On the other hand, counselor Sean Ohira shares a more optimistic perspective and believes that TikTok “definitely gives greater access and exposure to people who might not otherwise have those opportunities.” Compared to twenty years ago, where talent shows like ABC’s “American Idol” served as the exclusive platform for young adults to brandish their singing abilities, because of the internet and apps like TikTok, the people of today have greater access to express their musical gifts. “[TikTok has provided a gateway for teenagers to not only] pursue their God given passions, talents, and dreams in order to bless others, but also to perhaps make a living off of it,” said Ohira.

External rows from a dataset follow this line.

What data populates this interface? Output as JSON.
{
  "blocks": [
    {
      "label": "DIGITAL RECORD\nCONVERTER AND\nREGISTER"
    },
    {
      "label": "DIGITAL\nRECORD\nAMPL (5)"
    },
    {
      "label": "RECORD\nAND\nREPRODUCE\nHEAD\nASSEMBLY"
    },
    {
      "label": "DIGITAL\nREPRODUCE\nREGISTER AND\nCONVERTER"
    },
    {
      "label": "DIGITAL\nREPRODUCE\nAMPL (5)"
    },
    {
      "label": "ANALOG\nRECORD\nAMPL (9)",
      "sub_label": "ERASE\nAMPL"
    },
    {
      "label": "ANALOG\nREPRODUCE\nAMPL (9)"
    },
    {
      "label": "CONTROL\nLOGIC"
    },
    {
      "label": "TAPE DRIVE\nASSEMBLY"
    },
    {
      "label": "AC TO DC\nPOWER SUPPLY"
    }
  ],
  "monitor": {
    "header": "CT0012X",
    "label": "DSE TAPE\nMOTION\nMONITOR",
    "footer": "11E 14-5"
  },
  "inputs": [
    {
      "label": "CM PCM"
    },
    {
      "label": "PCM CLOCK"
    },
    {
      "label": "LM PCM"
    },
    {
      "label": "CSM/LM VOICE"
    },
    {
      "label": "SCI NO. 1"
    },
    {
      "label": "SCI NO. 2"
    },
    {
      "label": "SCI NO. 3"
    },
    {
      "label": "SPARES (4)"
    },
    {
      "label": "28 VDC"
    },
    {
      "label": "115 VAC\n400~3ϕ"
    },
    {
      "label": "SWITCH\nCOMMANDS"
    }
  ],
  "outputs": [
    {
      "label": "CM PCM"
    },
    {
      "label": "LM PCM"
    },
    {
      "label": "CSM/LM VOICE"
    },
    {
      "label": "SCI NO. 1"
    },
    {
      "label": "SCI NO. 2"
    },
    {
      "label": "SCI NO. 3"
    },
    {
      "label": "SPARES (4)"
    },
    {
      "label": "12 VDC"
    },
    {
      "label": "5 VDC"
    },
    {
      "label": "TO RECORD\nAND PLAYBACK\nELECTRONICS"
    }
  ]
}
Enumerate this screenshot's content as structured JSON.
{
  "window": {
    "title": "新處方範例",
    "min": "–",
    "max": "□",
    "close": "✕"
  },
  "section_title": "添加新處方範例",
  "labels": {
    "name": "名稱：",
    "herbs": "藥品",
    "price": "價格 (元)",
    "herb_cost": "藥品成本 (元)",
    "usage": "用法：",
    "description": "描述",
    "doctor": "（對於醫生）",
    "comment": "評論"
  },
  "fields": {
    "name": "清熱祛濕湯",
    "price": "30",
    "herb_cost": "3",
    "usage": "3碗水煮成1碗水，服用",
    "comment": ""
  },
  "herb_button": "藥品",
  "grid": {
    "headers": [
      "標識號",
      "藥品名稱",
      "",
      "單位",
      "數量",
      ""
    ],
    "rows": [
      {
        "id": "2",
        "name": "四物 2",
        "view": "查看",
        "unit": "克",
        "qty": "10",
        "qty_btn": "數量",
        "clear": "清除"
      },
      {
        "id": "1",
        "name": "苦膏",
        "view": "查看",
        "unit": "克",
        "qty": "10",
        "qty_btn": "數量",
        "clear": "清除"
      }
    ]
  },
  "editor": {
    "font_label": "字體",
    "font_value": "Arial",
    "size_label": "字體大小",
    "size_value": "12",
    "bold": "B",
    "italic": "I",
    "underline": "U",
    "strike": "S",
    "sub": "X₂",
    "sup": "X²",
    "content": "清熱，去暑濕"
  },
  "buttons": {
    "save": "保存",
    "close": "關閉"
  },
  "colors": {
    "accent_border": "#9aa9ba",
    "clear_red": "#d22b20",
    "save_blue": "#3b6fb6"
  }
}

Above all, if a student told her their dreams of becoming the next superstar sensation, Yoo would encourage them to go for it. As TikTok has created an equitable playing field for teenagers and young adults to express their talents, Ohira would also push a student to follow their ambitions. “I feel like God has gifted each of us with different strengths and passions, and equips us in these ways as a means to bless others, so if they wanted to pursue music, or whatever artistic or athletic talent they had, I would fully support them in going for it, especially if they would look back on their life and regret not doing so.”